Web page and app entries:

····················

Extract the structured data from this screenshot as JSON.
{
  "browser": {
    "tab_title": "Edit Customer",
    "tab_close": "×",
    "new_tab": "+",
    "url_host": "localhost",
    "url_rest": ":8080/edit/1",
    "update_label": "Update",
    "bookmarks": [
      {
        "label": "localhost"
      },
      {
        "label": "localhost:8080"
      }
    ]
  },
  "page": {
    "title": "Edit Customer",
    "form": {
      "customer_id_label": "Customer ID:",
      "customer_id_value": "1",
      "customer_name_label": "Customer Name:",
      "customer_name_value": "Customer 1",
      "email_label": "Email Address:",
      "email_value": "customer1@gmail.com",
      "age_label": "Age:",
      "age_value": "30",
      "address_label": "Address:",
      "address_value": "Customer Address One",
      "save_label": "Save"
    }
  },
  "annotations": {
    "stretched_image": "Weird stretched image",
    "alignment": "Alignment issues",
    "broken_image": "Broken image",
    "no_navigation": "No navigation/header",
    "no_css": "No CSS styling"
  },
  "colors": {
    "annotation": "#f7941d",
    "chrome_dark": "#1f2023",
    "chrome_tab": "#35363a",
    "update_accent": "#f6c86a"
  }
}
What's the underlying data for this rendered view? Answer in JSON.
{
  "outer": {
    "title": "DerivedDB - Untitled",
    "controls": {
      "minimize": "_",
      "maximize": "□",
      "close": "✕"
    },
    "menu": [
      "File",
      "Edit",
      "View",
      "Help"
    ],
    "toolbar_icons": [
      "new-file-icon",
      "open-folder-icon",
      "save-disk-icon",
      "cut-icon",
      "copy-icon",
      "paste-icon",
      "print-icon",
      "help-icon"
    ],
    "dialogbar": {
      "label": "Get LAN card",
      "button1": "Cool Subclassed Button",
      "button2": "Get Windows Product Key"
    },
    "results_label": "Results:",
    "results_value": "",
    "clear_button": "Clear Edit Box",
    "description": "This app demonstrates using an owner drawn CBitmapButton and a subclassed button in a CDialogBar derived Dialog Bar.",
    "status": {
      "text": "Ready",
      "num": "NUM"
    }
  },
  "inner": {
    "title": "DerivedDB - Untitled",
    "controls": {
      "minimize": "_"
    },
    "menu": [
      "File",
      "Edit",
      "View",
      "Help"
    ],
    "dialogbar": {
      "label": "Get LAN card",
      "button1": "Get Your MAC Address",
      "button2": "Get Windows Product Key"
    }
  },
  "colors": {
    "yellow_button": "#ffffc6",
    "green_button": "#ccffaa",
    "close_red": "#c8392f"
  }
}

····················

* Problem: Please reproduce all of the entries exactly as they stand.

* Output for this task:
Extract the structured data from this screenshot as JSON.
{
  "browser": {
    "tab_title": "Edit Customer",
    "tab_close": "×",
    "new_tab": "+",
    "url_host": "localhost",
    "url_rest": ":8080/edit/1",
    "update_label": "Update",
    "bookmarks": [
      {
        "label": "localhost"
      },
      {
        "label": "localhost:8080"
      }
    ]
  },
  "page": {
    "title": "Edit Customer",
    "form": {
      "customer_id_label": "Customer ID:",
      "customer_id_value": "1",
      "customer_name_label": "Customer Name:",
      "customer_name_value": "Customer 1",
      "email_label": "Email Address:",
      "email_value": "customer1@gmail.com",
      "age_label": "Age:",
      "age_value": "30",
      "address_label": "Address:",
      "address_value": "Customer Address One",
      "save_label": "Save"
    }
  },
  "annotations": {
    "stretched_image": "Weird stretched image",
    "alignment": "Alignment issues",
    "broken_image": "Broken image",
    "no_navigation": "No navigation/header",
    "no_css": "No CSS styling"
  },
  "colors": {
    "annotation": "#f7941d",
    "chrome_dark": "#1f2023",
    "chrome_tab": "#35363a",
    "update_accent": "#f6c86a"
  }
}
What's the underlying data for this rendered view? Answer in JSON.
{
  "outer": {
    "title": "DerivedDB - Untitled",
    "controls": {
      "minimize": "_",
      "maximize": "□",
      "close": "✕"
    },
    "menu": [
      "File",
      "Edit",
      "View",
      "Help"
    ],
    "toolbar_icons": [
      "new-file-icon",
      "open-folder-icon",
      "save-disk-icon",
      "cut-icon",
      "copy-icon",
      "paste-icon",
      "print-icon",
      "help-icon"
    ],
    "dialogbar": {
      "label": "Get LAN card",
      "button1": "Cool Subclassed Button",
      "button2": "Get Windows Product Key"
    },
    "results_label": "Results:",
    "results_value": "",
    "clear_button": "Clear Edit Box",
    "description": "This app demonstrates using an owner drawn CBitmapButton and a subclassed button in a CDialogBar derived Dialog Bar.",
    "status": {
      "text": "Ready",
      "num": "NUM"
    }
  },
  "inner": {
    "title": "DerivedDB - Untitled",
    "controls": {
      "minimize": "_"
    },
    "menu": [
      "File",
      "Edit",
      "View",
      "Help"
    ],
    "dialogbar": {
      "label": "Get LAN card",
      "button1": "Get Your MAC Address",
      "button2": "Get Windows Product Key"
    }
  },
  "colors": {
    "yellow_button": "#ffffc6",
    "green_button": "#ccffaa",
    "close_red": "#c8392f"
  }
}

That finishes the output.